Entries supplied
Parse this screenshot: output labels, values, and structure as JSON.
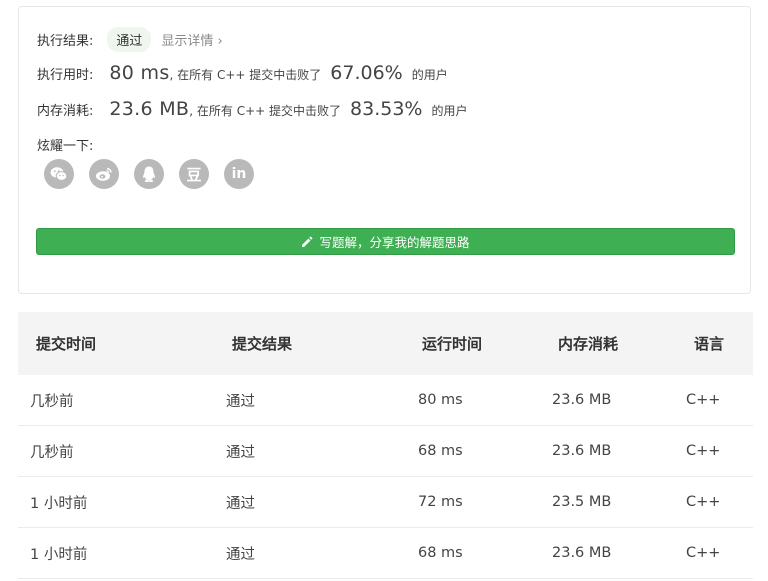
{
  "result": {
    "label": "执行结果:",
    "status": "通过",
    "details_link": "显示详情 ›"
  },
  "runtime": {
    "label": "执行用时:",
    "value": "80 ms",
    "text_before": ", 在所有 C++ 提交中击败了",
    "percent": "67.06%",
    "text_after": "的用户"
  },
  "memory": {
    "label": "内存消耗:",
    "value": "23.6 MB",
    "text_before": ", 在所有 C++ 提交中击败了",
    "percent": "83.53%",
    "text_after": "的用户"
  },
  "share": {
    "label": "炫耀一下:",
    "icons": [
      "wechat-icon",
      "weibo-icon",
      "qq-icon",
      "douban-icon",
      "linkedin-icon"
    ],
    "douban_glyph": "豆",
    "linkedin_glyph": "in"
  },
  "write_solution": {
    "label": "写题解，分享我的解题思路"
  },
  "colors": {
    "accent_green": "#3eaf52",
    "pass_green": "#43a047",
    "icon_gray": "#b9b9b9"
  },
  "table": {
    "headers": [
      "提交时间",
      "提交结果",
      "运行时间",
      "内存消耗",
      "语言"
    ],
    "rows": [
      [
        "几秒前",
        "通过",
        "80 ms",
        "23.6 MB",
        "C++"
      ],
      [
        "几秒前",
        "通过",
        "68 ms",
        "23.6 MB",
        "C++"
      ],
      [
        "1 小时前",
        "通过",
        "72 ms",
        "23.5 MB",
        "C++"
      ],
      [
        "1 小时前",
        "通过",
        "68 ms",
        "23.6 MB",
        "C++"
      ]
    ]
  }
}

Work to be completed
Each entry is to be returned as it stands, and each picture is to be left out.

Answer to this task
Parse this screenshot: output labels, values, and structure as JSON.
{
  "result": {
    "label": "执行结果:",
    "status": "通过",
    "details_link": "显示详情 ›"
  },
  "runtime": {
    "label": "执行用时:",
    "value": "80 ms",
    "text_before": ", 在所有 C++ 提交中击败了",
    "percent": "67.06%",
    "text_after": "的用户"
  },
  "memory": {
    "label": "内存消耗:",
    "value": "23.6 MB",
    "text_before": ", 在所有 C++ 提交中击败了",
    "percent": "83.53%",
    "text_after": "的用户"
  },
  "share": {
    "label": "炫耀一下:",
    "icons": [
      "wechat-icon",
      "weibo-icon",
      "qq-icon",
      "douban-icon",
      "linkedin-icon"
    ],
    "douban_glyph": "豆",
    "linkedin_glyph": "in"
  },
  "write_solution": {
    "label": "写题解，分享我的解题思路"
  },
  "colors": {
    "accent_green": "#3eaf52",
    "pass_green": "#43a047",
    "icon_gray": "#b9b9b9"
  },
  "table": {
    "headers": [
      "提交时间",
      "提交结果",
      "运行时间",
      "内存消耗",
      "语言"
    ],
    "rows": [
      [
        "几秒前",
        "通过",
        "80 ms",
        "23.6 MB",
        "C++"
      ],
      [
        "几秒前",
        "通过",
        "68 ms",
        "23.6 MB",
        "C++"
      ],
      [
        "1 小时前",
        "通过",
        "72 ms",
        "23.5 MB",
        "C++"
      ],
      [
        "1 小时前",
        "通过",
        "68 ms",
        "23.6 MB",
        "C++"
      ]
    ]
  }
}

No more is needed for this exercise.